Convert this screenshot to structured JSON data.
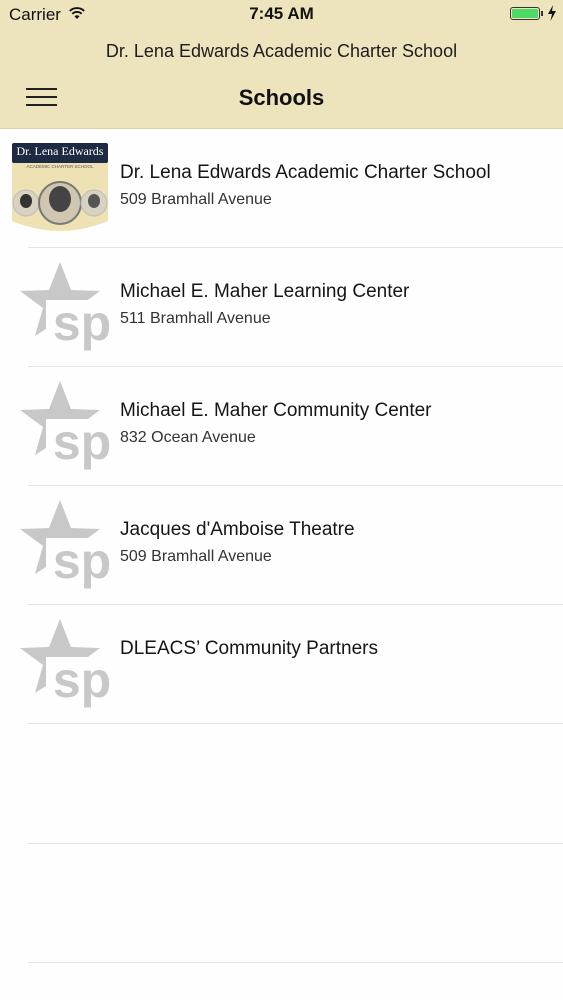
{
  "status_bar": {
    "carrier": "Carrier",
    "time": "7:45 AM",
    "battery_level": 1.0
  },
  "header": {
    "app_title": "Dr. Lena Edwards Academic Charter School",
    "nav_title": "Schools"
  },
  "schools": [
    {
      "name": "Dr. Lena Edwards Academic Charter School",
      "address": "509 Bramhall Avenue",
      "logo_text": "Dr. Lena Edwards",
      "logo_subtext": "ACADEMIC CHARTER SCHOOL"
    },
    {
      "name": "Michael E. Maher Learning Center",
      "address": "511 Bramhall Avenue",
      "logo_text": "sp"
    },
    {
      "name": "Michael E. Maher Community Center",
      "address": "832 Ocean Avenue",
      "logo_text": "sp"
    },
    {
      "name": "Jacques d'Amboise Theatre",
      "address": "509 Bramhall Avenue",
      "logo_text": "sp"
    },
    {
      "name": "DLEACS’ Community Partners",
      "address": "",
      "logo_text": "sp"
    }
  ],
  "colors": {
    "header_bg": "#ede3bd",
    "battery": "#4cd964",
    "placeholder_logo": "#c8c8c8"
  }
}
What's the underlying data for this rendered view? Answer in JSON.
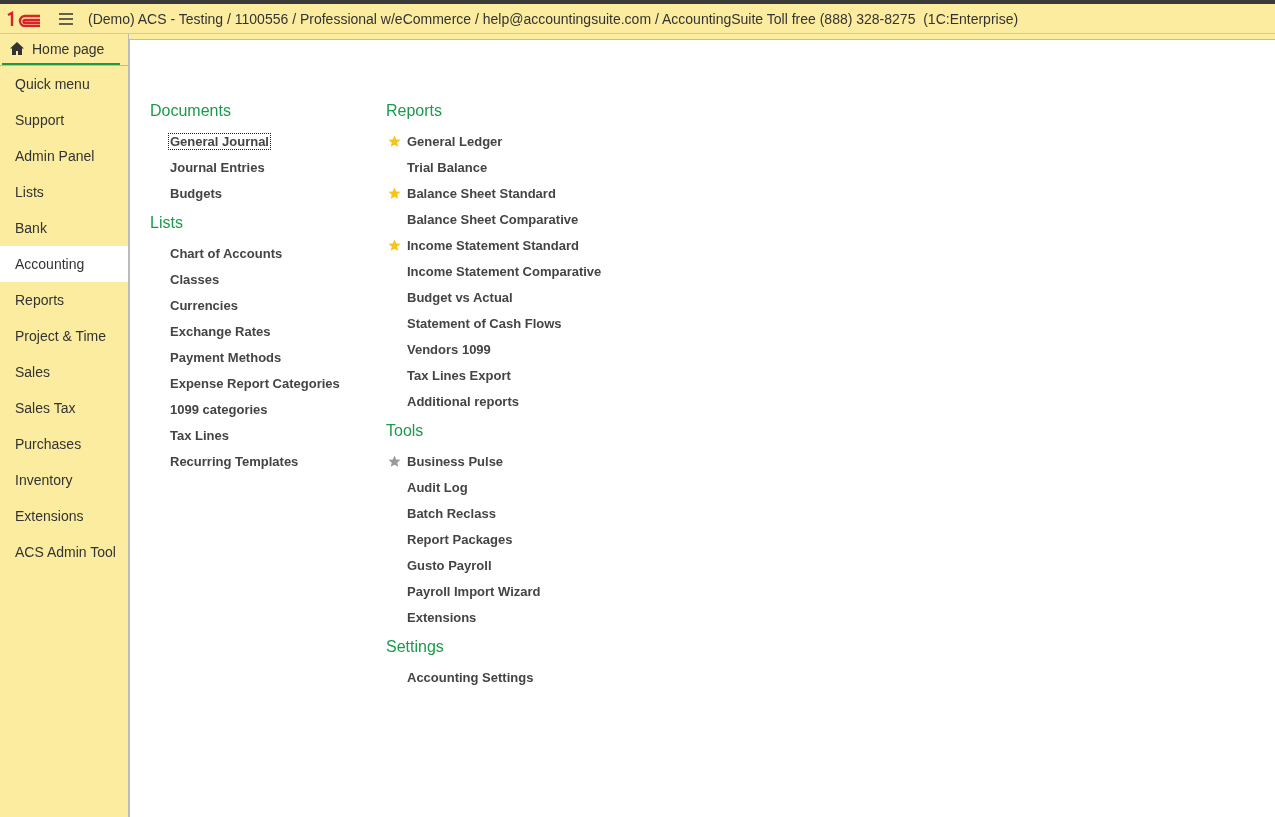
{
  "header": {
    "title": "(Demo) ACS - Testing / 1100556 / Professional w/eCommerce / help@accountingsuite.com / AccountingSuite Toll free (888) 328-8275  (1C:Enterprise)"
  },
  "home_tab": {
    "label": "Home page",
    "selected": true
  },
  "sidebar": {
    "items": [
      {
        "label": "Quick menu",
        "selected": false
      },
      {
        "label": "Support",
        "selected": false
      },
      {
        "label": "Admin Panel",
        "selected": false
      },
      {
        "label": "Lists",
        "selected": false
      },
      {
        "label": "Bank",
        "selected": false
      },
      {
        "label": "Accounting",
        "selected": true
      },
      {
        "label": "Reports",
        "selected": false
      },
      {
        "label": "Project & Time",
        "selected": false
      },
      {
        "label": "Sales",
        "selected": false
      },
      {
        "label": "Sales Tax",
        "selected": false
      },
      {
        "label": "Purchases",
        "selected": false
      },
      {
        "label": "Inventory",
        "selected": false
      },
      {
        "label": "Extensions",
        "selected": false
      },
      {
        "label": "ACS Admin Tool",
        "selected": false
      }
    ]
  },
  "columns": [
    [
      {
        "title": "Documents",
        "items": [
          {
            "label": "General Journal",
            "kind": "plain",
            "focused": true
          },
          {
            "label": "Journal Entries",
            "kind": "plain",
            "focused": false
          },
          {
            "label": "Budgets",
            "kind": "plain",
            "focused": false
          }
        ]
      },
      {
        "title": "Lists",
        "items": [
          {
            "label": "Chart of Accounts",
            "kind": "plain",
            "focused": false
          },
          {
            "label": "Classes",
            "kind": "plain",
            "focused": false
          },
          {
            "label": "Currencies",
            "kind": "plain",
            "focused": false
          },
          {
            "label": "Exchange Rates",
            "kind": "plain",
            "focused": false
          },
          {
            "label": "Payment Methods",
            "kind": "plain",
            "focused": false
          },
          {
            "label": "Expense Report Categories",
            "kind": "plain",
            "focused": false
          },
          {
            "label": "1099 categories",
            "kind": "plain",
            "focused": false
          },
          {
            "label": "Tax Lines",
            "kind": "plain",
            "focused": false
          },
          {
            "label": "Recurring Templates",
            "kind": "plain",
            "focused": false
          }
        ]
      }
    ],
    [
      {
        "title": "Reports",
        "items": [
          {
            "label": "General Ledger",
            "kind": "favorite",
            "focused": false
          },
          {
            "label": "Trial Balance",
            "kind": "plain",
            "focused": false
          },
          {
            "label": "Balance Sheet Standard",
            "kind": "favorite",
            "focused": false
          },
          {
            "label": "Balance Sheet Comparative",
            "kind": "plain",
            "focused": false
          },
          {
            "label": "Income Statement Standard",
            "kind": "favorite",
            "focused": false
          },
          {
            "label": "Income Statement Comparative",
            "kind": "plain",
            "focused": false
          },
          {
            "label": "Budget vs Actual",
            "kind": "plain",
            "focused": false
          },
          {
            "label": "Statement of Cash Flows",
            "kind": "plain",
            "focused": false
          },
          {
            "label": "Vendors 1099",
            "kind": "plain",
            "focused": false
          },
          {
            "label": "Tax Lines Export",
            "kind": "plain",
            "focused": false
          },
          {
            "label": "Additional reports",
            "kind": "plain",
            "focused": false
          }
        ]
      },
      {
        "title": "Tools",
        "items": [
          {
            "label": "Business Pulse",
            "kind": "starred",
            "focused": false
          },
          {
            "label": "Audit Log",
            "kind": "plain",
            "focused": false
          },
          {
            "label": "Batch Reclass",
            "kind": "plain",
            "focused": false
          },
          {
            "label": "Report Packages",
            "kind": "plain",
            "focused": false
          },
          {
            "label": "Gusto Payroll",
            "kind": "plain",
            "focused": false
          },
          {
            "label": "Payroll Import Wizard",
            "kind": "plain",
            "focused": false
          },
          {
            "label": "Extensions",
            "kind": "plain",
            "focused": false
          }
        ]
      },
      {
        "title": "Settings",
        "items": [
          {
            "label": "Accounting Settings",
            "kind": "plain",
            "focused": false
          }
        ]
      }
    ]
  ]
}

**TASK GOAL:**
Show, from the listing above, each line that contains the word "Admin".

**EXERCISE OUTPUT:**
        "label": "Admin Panel",
        "label": "ACS Admin Tool",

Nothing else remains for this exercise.